This article was originally published on Cyclingnews.com.
Sir Chris Hoy has confirmed that his retirement from cycling at a press conference in Edinburgh. The Scot won six Olympic gold medals during his careers and leaves the sport as Britain’s most successful Olympian.
Hoy’s final competitive outing came at the London 2012 Olympics, where he won gold in the keirin and team sprint.
“It is not a decision I took easily or lightly but I know it is the right decision. Being objective, I got every last drop out in London,” Hoy said at the press conference, according to the BBC.
The 37-year-old Hoy had been tempted by the idea of prolonging his career until the 2014 Commonwealth Games in Glasgow, where the track events will take place in the velodrome that bears his name. When he returned to training after the London Games, however, he realised that it was time to bow out.

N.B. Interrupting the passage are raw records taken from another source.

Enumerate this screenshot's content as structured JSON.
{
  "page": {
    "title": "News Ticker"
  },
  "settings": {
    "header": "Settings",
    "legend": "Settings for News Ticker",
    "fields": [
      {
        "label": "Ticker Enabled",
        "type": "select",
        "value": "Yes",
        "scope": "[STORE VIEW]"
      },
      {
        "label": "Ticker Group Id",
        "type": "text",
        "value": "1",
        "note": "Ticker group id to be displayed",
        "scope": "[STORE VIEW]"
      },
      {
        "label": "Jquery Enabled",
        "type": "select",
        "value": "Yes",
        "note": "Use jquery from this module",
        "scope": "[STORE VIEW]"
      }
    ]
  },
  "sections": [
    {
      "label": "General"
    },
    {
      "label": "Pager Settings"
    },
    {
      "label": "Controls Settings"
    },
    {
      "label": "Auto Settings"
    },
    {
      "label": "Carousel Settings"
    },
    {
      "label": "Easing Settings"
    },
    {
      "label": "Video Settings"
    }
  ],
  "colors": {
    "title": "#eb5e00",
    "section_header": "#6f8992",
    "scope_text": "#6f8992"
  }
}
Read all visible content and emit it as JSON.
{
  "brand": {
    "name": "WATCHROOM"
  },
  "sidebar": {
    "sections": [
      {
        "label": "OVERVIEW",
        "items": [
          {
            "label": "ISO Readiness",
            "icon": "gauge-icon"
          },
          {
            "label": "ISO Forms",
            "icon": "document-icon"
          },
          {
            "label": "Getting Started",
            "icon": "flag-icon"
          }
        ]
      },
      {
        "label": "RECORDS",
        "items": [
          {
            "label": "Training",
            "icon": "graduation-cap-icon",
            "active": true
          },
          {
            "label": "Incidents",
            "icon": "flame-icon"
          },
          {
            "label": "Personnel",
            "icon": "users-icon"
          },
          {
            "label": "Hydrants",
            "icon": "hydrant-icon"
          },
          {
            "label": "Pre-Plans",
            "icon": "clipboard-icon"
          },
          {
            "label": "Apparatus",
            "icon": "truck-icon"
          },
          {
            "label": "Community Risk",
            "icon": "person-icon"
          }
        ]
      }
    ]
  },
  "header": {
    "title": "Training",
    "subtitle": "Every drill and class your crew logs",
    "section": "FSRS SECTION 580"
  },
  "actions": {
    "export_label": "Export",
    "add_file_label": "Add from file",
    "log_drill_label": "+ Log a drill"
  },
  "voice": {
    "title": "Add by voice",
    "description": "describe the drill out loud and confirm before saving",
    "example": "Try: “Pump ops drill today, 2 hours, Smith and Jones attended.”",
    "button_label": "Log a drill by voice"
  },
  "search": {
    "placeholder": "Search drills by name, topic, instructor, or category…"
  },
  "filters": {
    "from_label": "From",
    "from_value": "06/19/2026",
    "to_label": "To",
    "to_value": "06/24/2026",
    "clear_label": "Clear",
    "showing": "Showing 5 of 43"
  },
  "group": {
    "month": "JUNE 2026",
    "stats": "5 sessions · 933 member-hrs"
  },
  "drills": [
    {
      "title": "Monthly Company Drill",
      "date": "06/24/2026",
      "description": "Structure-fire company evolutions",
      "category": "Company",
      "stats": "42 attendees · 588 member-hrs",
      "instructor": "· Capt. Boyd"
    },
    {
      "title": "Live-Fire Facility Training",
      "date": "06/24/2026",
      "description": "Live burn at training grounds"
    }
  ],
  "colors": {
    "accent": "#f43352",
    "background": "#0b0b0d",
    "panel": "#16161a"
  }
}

“Nothing would give me more pleasure than going to Glasgow but I don’t want to be there for the numbers,” Hoy said. “To go on for another year would be one year too far. I don’t want to turn up to wave to fans and get a tracksuit.
“I wanted to get a medal for Scotland and because I didn’t think I could do that, I wanted someone else to take my place.

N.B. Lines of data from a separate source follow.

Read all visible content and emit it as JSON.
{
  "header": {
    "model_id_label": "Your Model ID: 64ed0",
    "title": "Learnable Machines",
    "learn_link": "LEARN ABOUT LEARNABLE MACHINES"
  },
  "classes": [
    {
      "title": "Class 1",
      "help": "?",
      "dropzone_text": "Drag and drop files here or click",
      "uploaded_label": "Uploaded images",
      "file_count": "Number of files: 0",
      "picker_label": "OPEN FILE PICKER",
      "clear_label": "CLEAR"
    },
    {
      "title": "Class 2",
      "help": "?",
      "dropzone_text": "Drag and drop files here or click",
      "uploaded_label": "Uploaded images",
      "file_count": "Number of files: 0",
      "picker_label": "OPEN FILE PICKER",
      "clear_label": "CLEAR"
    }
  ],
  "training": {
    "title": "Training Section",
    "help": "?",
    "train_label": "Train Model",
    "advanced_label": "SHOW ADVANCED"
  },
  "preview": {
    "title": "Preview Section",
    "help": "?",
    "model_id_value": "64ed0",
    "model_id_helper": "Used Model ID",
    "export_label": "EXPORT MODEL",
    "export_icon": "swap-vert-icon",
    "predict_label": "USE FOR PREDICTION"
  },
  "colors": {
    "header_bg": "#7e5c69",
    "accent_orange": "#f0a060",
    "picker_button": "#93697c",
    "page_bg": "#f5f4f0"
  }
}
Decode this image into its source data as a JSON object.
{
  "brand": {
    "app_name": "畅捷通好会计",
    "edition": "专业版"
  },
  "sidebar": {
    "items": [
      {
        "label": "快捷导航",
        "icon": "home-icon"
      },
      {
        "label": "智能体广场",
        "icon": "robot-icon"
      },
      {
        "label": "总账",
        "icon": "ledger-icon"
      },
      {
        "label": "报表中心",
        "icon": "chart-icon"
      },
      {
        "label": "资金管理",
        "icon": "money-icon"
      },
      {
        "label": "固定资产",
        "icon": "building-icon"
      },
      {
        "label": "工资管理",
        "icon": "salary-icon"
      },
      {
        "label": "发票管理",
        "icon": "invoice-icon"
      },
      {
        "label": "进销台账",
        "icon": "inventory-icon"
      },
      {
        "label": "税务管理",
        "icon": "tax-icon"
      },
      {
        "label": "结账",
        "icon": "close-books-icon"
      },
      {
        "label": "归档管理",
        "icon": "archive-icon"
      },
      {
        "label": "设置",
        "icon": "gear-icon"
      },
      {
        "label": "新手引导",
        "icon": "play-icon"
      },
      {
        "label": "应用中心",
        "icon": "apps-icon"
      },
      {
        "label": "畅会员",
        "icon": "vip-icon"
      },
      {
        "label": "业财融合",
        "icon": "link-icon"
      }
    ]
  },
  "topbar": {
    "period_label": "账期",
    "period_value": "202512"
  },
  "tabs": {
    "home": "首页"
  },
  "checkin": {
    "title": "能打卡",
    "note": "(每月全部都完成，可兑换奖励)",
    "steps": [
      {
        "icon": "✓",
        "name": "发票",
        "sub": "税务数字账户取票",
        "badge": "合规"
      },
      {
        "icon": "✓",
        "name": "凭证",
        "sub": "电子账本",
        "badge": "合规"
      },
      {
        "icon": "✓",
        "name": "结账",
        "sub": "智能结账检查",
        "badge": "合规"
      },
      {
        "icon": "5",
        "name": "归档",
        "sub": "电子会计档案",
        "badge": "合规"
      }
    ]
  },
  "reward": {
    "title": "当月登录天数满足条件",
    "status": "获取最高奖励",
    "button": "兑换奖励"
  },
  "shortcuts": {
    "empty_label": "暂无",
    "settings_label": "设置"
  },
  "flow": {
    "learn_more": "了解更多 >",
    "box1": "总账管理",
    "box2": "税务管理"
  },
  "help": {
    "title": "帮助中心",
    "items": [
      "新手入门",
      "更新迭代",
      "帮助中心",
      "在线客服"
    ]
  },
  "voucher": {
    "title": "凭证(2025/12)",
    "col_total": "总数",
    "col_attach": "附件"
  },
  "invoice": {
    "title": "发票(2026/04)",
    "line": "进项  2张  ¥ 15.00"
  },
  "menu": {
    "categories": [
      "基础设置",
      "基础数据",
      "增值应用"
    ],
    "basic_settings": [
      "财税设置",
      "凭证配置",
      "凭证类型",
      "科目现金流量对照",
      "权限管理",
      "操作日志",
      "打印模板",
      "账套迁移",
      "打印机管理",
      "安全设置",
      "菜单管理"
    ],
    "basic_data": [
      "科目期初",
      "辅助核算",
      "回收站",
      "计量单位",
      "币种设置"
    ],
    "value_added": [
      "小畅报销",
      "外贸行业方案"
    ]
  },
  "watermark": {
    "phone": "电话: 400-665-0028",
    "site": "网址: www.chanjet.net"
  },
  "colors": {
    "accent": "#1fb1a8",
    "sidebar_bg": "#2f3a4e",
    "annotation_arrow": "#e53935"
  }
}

“Now it’s time for younger riders to experience what it is like to compete in front of a home crowd. I will be there to open it and soak up the experience.”
Hoy’s first Olympic success was a silver medal in the team sprint in Sydney in 2000 and he followed that up with gold in the kilometre time trial in Athens in 2004. Hoy was knighted after he won three gold medals (sprint, team sprint and keirin) in Beijing four years later and he completed his Olympic haul with a brace of gold medals in London.

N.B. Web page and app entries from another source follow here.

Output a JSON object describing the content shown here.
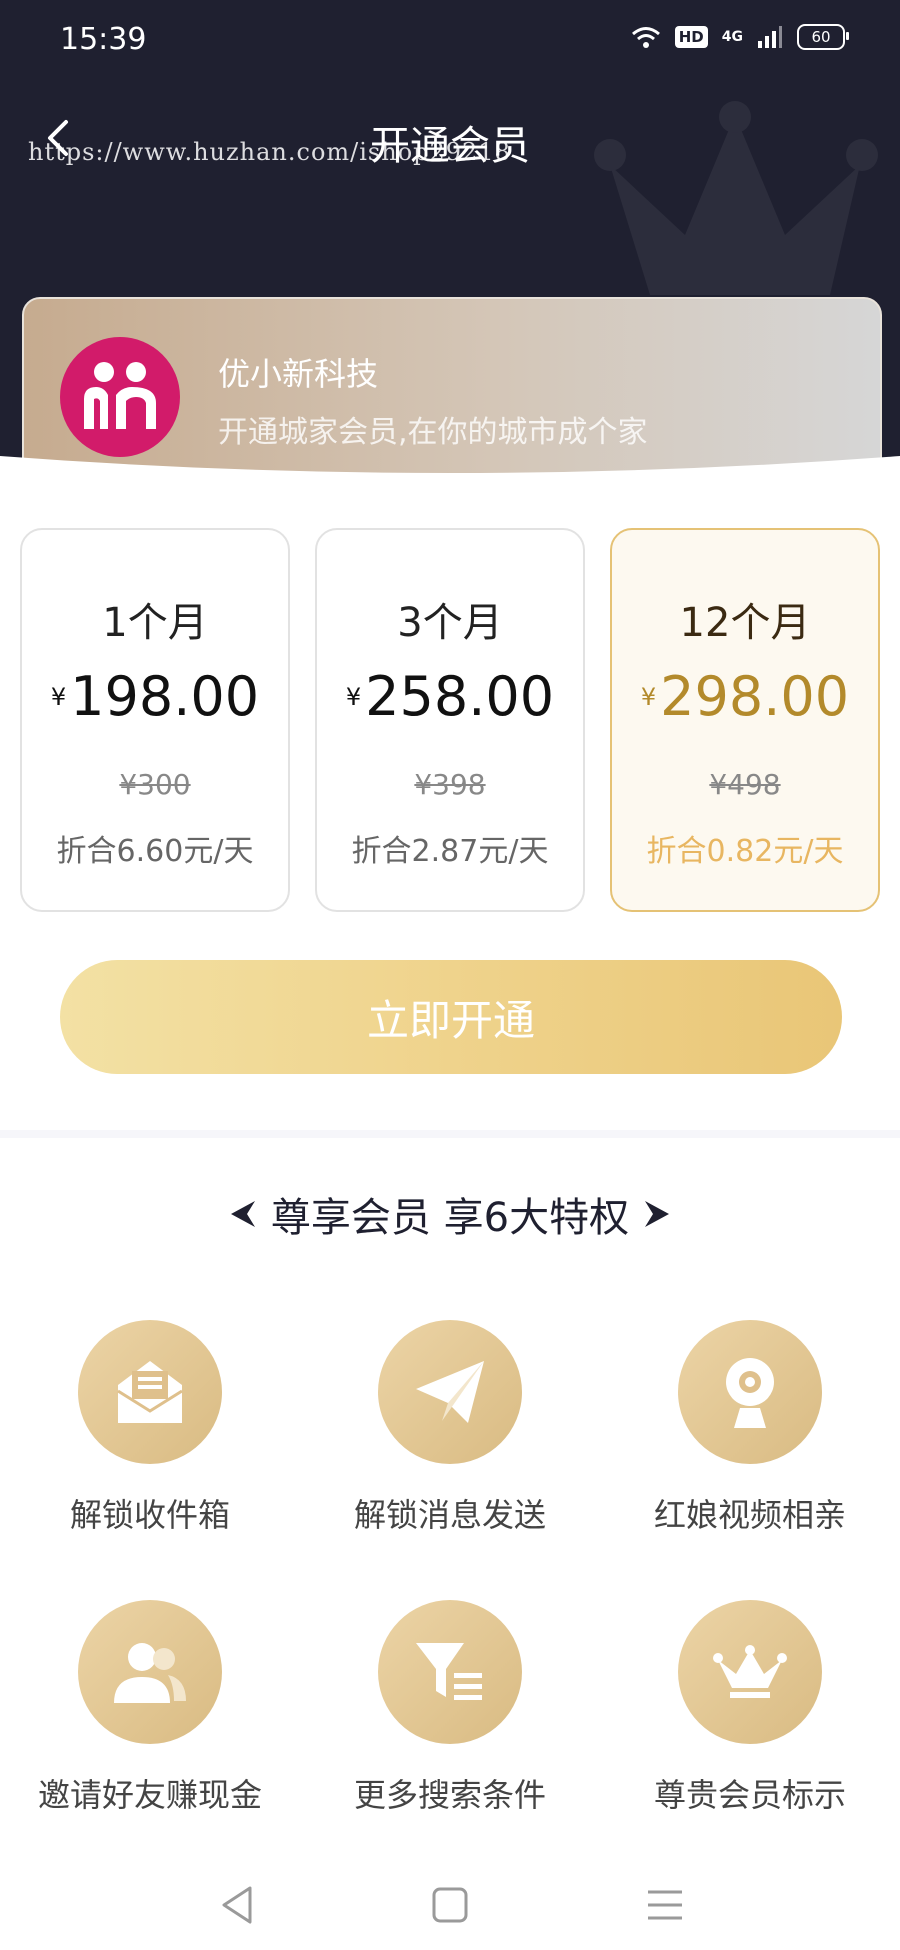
{
  "status_bar": {
    "time": "15:39",
    "hd_label": "HD",
    "network_label": "4G",
    "battery": "60"
  },
  "header": {
    "title": "开通会员",
    "watermark": "https://www.huzhan.com/ishop29218"
  },
  "brand": {
    "name": "优小新科技",
    "slogan": "开通城家会员,在你的城市成个家"
  },
  "plans": [
    {
      "duration": "1个月",
      "currency": "¥",
      "price": "198.00",
      "original": "¥300",
      "daily": "折合6.60元/天",
      "selected": false
    },
    {
      "duration": "3个月",
      "currency": "¥",
      "price": "258.00",
      "original": "¥398",
      "daily": "折合2.87元/天",
      "selected": false
    },
    {
      "duration": "12个月",
      "currency": "¥",
      "price": "298.00",
      "original": "¥498",
      "daily": "折合0.82元/天",
      "selected": true
    }
  ],
  "cta_label": "立即开通",
  "perks_title": "尊享会员 享6大特权",
  "perks": [
    {
      "label": "解锁收件箱",
      "icon": "inbox-icon"
    },
    {
      "label": "解锁消息发送",
      "icon": "paper-plane-icon"
    },
    {
      "label": "红娘视频相亲",
      "icon": "webcam-icon"
    },
    {
      "label": "邀请好友赚现金",
      "icon": "users-icon"
    },
    {
      "label": "更多搜索条件",
      "icon": "filter-icon"
    },
    {
      "label": "尊贵会员标示",
      "icon": "crown-icon"
    }
  ],
  "colors": {
    "header_bg": "#1f2030",
    "gold": "#e8b661",
    "gold_dark": "#b38a2b",
    "brand_logo": "#d21b6a"
  }
}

Hoy also claimed 11 rainbow jerseys during his career, and two gold medals at the Commonwealth Games.